Consider the rhetorical foundation Paul lays in verse 20. He begins with the God of peace—the God who will bring ultimate peace when all things are in Christ. The Hebrew concept of peace—shalom—is far more expansive than the English one. It can generally be described as the presence of all that is good and the absence of all that is bad. Paul alone uses the title "God of peace" in his epistles, and it refers, not only to what the Most High is within Himself, but also to what He is drawing all of mankind into. Jesus Christ is called our peace (Ephesians 2:14) because His sacrifice is the means of our reconciliation—our state of peace—with the Father.

Next, Paul mentions the resurrection of Christ, reminding his readers that even death has been overcome. His resurrection is also the sign that He is the Messiah (Matthew 12:39-40), and just as the Father did not leave His Son in a state of physical death, He is working to bring us out of spiritual death. Just as Jesus was raised to life, so those baptized into Christ are raised to "walk in newness of life" (Romans 6:4).

The apostle continues with a reference to the "great Shepherd of the sheep." This evokes images of guidance, care, and watchfulness by One who never sleeps or grows weary (Psalm 121:4; Isaiah 40:28). God not only wields all the power in the universe, but He does so for the benefit of individuals whom He knows personally. Because of the Shepherd's care for His sheep, He lays down His life for them—He has already demonstrated how far He is willing to go for those whom the Father has given to Him (John 10:11, 15; 15:13). As Jesus says of His sheep in John 10:28, "I give them eternal life, and they shall never perish; neither shall anyone snatch them out of My hand."

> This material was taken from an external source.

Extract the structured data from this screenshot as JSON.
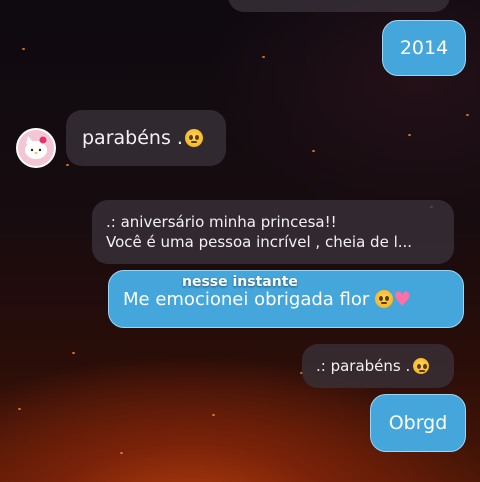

Finally, Paul brings in the precious blood of infinite worth, which not only cleanses us of sin, but is also the ink Christ used to sign the covenant, with all of its promises. On His final Passover, as He passed the cup, Jesus tells the disciples, "This is My blood of the new covenant, which is shed for many" (Matthew 26:28). He gave His life to demonstrate His seriousness and solid commitment to the covenant, an agreement between God and His chosen ones in which He does nearly everything (Hebrews 8:10-12).

In that covenant, He essentially asks us to yield to His work in our lives, and in return, He faithfully promises to engrave His way of life—the way He lives!—on our hearts (Jeremiah 31:33; Hebrews 10:16). He guarantees us that He will be our God, and we will be His people (I Peter 2:10; Hosea 2:23). He assures us that we will know Him, which is the essence of eternal life (John 17:3). And He declares that He will take care of the problem of sin (Isaiah 27:9; Romans 11:27), the source of all of our problems, since it separates us from the Source of all good (Isaiah 59:2).

After Paul pulls all these overwhelming, divine elements together, he writes, "May [this] God . . . make you complete in every good work to do His will." While His will can include many particulars, His overriding purpose is to create man in His image (Genesis 1:26). He will make us complete in every good work, so that He can complete His good work. Our work is to believe, with all that entails (John 6:29).

Among the greatest challenges we face is not to let a bad snapshot—or even a whole progression of them—convince us that the journey is not worth continuing to its end. When God is finished with His good work, we will be able to see the whole picture. We will finally see how all the snapshots fit perfectly into place.